=== INFORMATION SHOWN ===
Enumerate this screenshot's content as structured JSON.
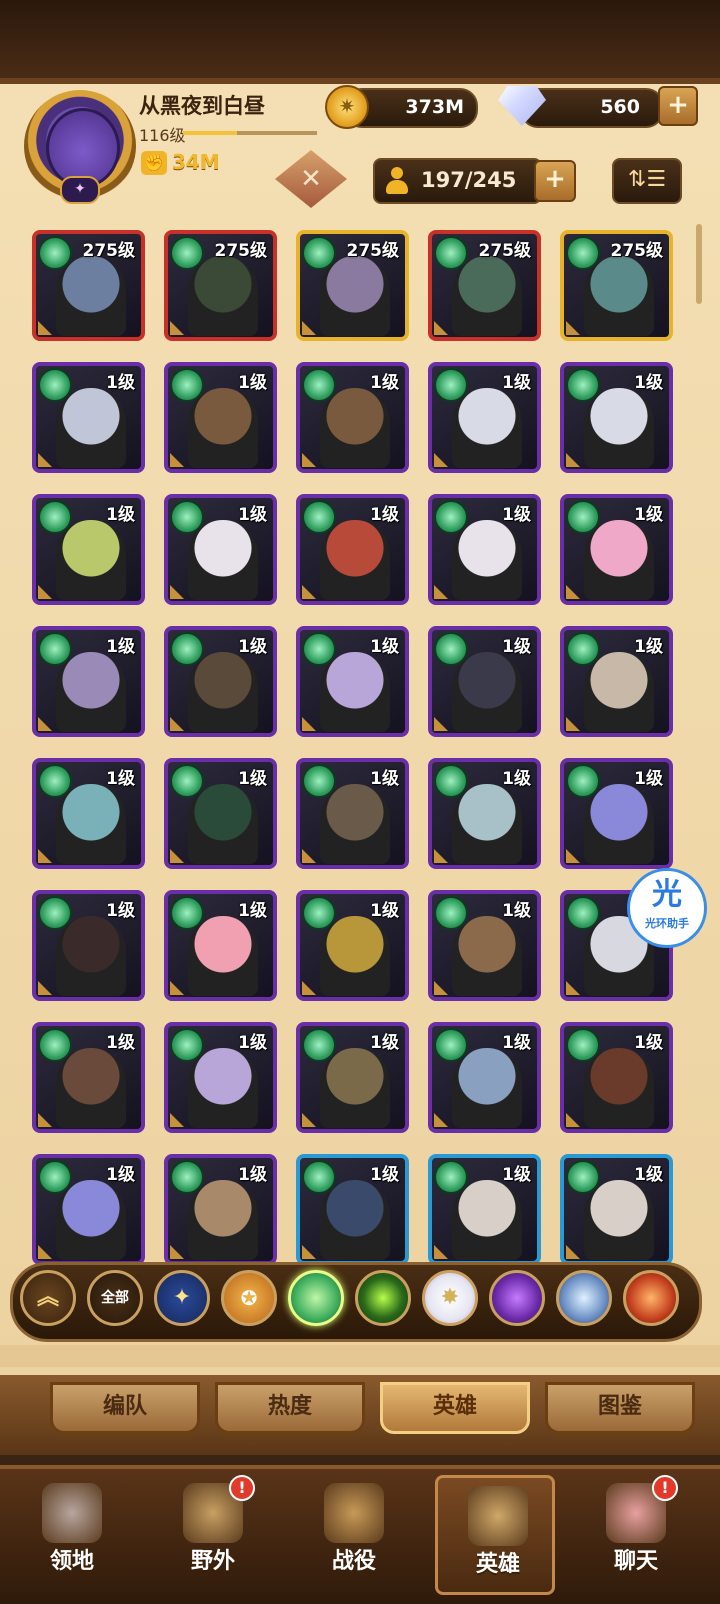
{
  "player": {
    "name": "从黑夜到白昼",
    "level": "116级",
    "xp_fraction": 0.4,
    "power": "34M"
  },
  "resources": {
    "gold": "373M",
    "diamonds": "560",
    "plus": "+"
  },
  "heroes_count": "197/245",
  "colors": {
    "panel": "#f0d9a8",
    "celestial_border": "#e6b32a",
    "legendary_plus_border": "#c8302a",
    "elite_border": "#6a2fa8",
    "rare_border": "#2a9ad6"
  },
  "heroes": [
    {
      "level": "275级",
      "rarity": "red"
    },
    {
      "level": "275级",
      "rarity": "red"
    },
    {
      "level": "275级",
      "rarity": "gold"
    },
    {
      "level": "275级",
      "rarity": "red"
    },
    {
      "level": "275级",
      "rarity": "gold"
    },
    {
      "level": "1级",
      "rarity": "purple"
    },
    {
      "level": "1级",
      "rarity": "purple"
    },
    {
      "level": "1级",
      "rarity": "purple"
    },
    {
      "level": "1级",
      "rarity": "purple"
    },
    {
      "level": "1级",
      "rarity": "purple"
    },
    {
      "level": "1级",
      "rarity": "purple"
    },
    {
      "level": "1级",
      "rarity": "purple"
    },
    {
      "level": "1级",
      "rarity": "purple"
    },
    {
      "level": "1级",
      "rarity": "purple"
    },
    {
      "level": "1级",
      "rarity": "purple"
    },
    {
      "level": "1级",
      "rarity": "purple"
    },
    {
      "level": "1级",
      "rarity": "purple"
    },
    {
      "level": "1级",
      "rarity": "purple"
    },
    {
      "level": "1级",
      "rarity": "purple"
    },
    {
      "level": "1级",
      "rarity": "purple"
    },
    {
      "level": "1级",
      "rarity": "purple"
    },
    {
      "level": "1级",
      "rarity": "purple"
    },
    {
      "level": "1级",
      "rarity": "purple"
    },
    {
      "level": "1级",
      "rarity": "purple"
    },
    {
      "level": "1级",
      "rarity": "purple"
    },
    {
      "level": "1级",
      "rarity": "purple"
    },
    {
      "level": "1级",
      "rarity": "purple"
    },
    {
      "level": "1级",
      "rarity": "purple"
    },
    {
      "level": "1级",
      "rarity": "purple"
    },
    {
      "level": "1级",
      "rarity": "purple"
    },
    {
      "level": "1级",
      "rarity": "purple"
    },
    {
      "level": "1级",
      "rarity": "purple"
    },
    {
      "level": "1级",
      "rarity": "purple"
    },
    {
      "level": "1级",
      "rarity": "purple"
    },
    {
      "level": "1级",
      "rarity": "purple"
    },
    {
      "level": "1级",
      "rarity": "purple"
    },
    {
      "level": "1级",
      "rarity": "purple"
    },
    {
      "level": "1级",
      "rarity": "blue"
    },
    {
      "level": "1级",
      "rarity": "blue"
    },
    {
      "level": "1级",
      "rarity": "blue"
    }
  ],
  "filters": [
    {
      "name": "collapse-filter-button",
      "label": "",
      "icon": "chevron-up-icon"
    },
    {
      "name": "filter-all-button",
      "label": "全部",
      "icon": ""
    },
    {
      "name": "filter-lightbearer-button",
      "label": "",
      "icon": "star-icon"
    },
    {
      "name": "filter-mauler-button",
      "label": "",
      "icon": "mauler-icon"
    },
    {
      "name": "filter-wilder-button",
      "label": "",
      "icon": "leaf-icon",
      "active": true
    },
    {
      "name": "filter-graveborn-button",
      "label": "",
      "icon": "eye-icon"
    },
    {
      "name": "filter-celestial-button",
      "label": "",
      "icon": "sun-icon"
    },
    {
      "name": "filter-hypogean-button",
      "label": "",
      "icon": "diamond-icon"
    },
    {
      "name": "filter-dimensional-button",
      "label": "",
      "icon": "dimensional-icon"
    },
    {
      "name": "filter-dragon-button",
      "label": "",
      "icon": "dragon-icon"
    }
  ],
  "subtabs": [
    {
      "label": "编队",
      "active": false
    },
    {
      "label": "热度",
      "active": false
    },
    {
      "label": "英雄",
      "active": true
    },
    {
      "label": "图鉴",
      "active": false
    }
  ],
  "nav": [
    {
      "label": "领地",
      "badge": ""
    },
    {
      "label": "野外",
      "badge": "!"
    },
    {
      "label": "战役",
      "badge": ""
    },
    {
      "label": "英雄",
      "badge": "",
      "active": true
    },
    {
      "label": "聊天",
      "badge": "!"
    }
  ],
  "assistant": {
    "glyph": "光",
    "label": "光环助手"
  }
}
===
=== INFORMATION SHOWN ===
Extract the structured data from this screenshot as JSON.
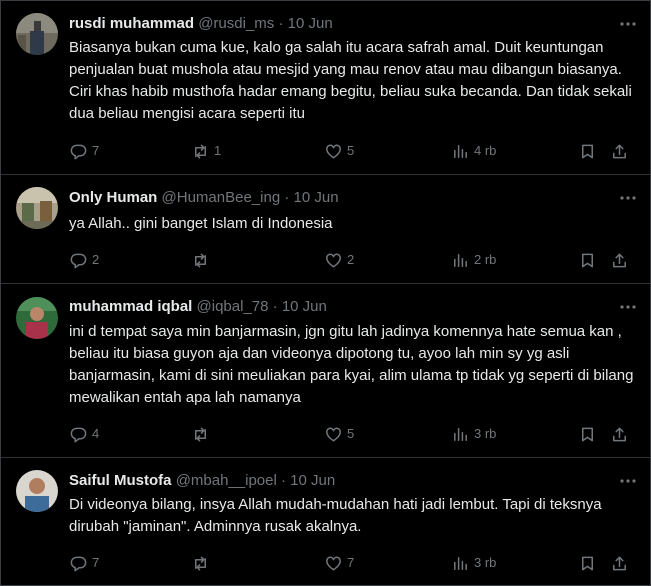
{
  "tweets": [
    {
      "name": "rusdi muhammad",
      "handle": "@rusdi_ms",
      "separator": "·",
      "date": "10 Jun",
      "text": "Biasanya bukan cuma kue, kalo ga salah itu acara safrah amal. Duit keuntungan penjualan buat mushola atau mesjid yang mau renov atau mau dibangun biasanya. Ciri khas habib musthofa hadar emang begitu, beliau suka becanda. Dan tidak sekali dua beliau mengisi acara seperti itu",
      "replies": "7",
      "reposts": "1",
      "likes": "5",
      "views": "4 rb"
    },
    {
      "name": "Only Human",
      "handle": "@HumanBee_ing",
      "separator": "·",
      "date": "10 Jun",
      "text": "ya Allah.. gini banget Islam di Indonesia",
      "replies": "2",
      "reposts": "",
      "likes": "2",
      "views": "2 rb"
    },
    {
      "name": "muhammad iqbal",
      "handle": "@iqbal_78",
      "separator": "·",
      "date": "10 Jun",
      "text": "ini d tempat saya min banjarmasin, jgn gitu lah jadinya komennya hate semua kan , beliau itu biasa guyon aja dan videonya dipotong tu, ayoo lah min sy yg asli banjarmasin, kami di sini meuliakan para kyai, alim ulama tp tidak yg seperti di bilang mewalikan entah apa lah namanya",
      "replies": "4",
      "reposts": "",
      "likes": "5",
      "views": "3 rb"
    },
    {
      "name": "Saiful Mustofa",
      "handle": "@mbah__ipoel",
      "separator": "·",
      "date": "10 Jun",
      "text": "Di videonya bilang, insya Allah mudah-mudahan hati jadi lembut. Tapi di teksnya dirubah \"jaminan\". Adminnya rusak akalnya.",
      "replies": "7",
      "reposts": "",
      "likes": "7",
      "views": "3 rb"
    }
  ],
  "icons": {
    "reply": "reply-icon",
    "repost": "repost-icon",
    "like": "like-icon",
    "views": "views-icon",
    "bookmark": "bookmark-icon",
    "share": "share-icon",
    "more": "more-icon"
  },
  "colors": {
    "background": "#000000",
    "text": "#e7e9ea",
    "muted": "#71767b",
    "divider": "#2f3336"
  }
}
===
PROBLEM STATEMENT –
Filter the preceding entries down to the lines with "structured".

RESPONSE AREA –
Enumerate this screenshot's content as structured JSON.
Extract the structured data from this screenshot as JSON.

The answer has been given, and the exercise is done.